He says his other job is promoting the governor’s agenda for Alaska.
“The big one is the budget … let me start out by saying the 18 years I’ve been in the legislature, this is the first year we actually had a budget that truly shows this is how much revenue we have, and this is how much we can afford,” Meyer says. “Governor Dunleavy is actually doing what he said during the campaign, and that caught a lot of people off guard.”
He says some of the reductions people have been upset about, but he thinks it’s good that Dunleavy started out with this budget the way he did, because over the last four years the state has burned through $14 billion of savings.
He says Dunleavy feels that the Permanent Fund Dividend belongs to the people. And he doesn’t want any new taxes, and that the governor wants to get the spending down, but if the legislature and public doesn’t agree with that, then “we should talk about it.”
He says people have been stopping him more on the street than ever before to speak their mind about the proposed budget cuts.
“If you want things added to the budget, then again, let’s talk about how to fund it,” Meyer says, asking if then government be funded by a tax or is the public really OK with using Permanent Fund Dividends for government spending.
“I think the governor will accept whatever the general public wants to do. Don’t get too upset with the budget,” Meyer says. People laugh in response. “But get involved.”
Meyer says the North Slope investment will trickle down into the economy for the state. That also draws laughs from the crowd.
Ed King, the state’s chief economist, is now speaking to the Senate Finance Committee.
Before launching into his presentation, he said economic impacts are different than impacts to social well-being and that distinction should be made.
— Kevin Baird
Chief economic researcher Dan Robinson said the increase in wages, gross domestic product and personal income in Alaska suggests the economy is about to bounce back.
— Kevin Baird
How healthy is our economy? That’s a question being discussed Senate Finance Committee right now.
“We’ve been losing jobs for 39 months and counting,” says Dan Robinson, the chief economic researcher at the Alaska Department of Labor and Workforce Development.
Robinson also said Alaska has underperformed every other state in terms of job growth from 2015-2018.”
Other oil producing states such as North Dakota and Wyoming have suffered job losses too.

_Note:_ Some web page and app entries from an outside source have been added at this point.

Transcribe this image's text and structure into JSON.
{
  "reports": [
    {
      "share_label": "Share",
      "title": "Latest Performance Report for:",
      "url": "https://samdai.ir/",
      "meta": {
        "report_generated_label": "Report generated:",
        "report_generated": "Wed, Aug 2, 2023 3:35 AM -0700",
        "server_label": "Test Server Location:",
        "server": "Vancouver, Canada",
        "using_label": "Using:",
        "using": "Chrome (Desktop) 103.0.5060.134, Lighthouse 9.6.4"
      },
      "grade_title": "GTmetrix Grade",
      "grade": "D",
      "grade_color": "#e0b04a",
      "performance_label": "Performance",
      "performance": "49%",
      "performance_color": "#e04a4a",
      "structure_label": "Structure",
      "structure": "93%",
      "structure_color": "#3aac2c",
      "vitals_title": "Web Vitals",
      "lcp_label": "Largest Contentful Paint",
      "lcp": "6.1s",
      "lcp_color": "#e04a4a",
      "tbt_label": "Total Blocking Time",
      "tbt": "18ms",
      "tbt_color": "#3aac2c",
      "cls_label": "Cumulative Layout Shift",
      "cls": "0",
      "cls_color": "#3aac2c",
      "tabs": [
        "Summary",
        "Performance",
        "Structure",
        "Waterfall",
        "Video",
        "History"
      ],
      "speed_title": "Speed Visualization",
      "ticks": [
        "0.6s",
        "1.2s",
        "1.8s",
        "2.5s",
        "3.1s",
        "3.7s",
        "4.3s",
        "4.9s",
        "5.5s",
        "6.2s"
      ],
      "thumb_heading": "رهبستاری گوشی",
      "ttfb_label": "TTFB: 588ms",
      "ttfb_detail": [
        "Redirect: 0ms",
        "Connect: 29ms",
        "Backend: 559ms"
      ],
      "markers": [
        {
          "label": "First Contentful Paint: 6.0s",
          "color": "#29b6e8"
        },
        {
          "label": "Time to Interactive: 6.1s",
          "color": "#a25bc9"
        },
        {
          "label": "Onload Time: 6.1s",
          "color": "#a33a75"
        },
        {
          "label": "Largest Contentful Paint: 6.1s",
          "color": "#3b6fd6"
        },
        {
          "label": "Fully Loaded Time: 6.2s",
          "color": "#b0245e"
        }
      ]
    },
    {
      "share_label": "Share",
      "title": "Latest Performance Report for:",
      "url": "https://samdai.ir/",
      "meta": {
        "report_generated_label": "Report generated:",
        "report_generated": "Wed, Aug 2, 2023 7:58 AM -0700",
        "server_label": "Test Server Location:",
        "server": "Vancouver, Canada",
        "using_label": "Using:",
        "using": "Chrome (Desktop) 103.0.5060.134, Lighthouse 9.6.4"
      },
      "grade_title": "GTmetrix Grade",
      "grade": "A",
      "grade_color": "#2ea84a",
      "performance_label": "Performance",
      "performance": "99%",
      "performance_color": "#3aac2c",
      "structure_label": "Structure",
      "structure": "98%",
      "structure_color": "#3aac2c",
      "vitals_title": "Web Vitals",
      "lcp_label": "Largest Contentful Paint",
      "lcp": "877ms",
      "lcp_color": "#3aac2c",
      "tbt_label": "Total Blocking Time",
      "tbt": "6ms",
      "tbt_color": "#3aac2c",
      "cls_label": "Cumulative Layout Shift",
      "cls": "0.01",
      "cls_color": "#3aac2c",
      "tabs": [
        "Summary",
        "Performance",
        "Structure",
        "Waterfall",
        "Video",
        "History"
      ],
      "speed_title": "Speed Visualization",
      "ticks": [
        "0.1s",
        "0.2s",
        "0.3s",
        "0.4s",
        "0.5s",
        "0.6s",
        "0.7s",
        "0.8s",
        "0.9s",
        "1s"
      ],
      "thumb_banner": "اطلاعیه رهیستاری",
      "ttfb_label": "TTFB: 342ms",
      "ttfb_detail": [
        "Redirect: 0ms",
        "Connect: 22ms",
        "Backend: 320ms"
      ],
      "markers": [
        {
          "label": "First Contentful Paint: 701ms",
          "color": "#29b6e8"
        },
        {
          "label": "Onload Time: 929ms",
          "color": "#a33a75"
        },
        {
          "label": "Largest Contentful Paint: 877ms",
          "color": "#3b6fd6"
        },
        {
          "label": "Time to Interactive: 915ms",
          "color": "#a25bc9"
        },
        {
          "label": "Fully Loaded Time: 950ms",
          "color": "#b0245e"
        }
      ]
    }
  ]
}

However, these two states have “absorbed the shock” of oil prices dropping and production decreasing. Jobs are being added already, according to Robinson.
— Kevin Baird
Now they’re talking about the WWAMI Medical Education program. This program is a collaborative medical school among universities in five northwestern states, Washington, Wyoming, Alaska, Montana, and Idaho and the University of Washington School of Medicine, according to its website. The curriculum at each site has been standardized and is compatible with the University of Washington School of Medicine curriculum which integrates the basic and clinical sciences, and includes rural health care at an early time in medical education. Alaska WWAMI provides Alaskans access to a high quality regional medical school.
The governor’s proposed budget calls for eliminating this fund.
The committee is asking for graduation rates for this program.
Rep. Harriet Drummond, D-Anchorage, asks if other states have this similar program. Stephanie Butler, the executive director from the Alaska Commission on Postsecondary Education, said if Alaska eliminates this program, they will be one of two states in the whole country that do not have a program like this, she said she’s not completely positive what the other state is off the top of her head, but thinks it’s Nevada.
— Mollie Barnes
The Department of Education and Early Development is giving a fiscal year 2020 budget overview to the House Finance subcommittee. Heidi Teshner, the administrative services director is presenting.
Most of their budget goes to funding public schools, about 77 percent of their total funding goes toward that.
— Mollie Barnes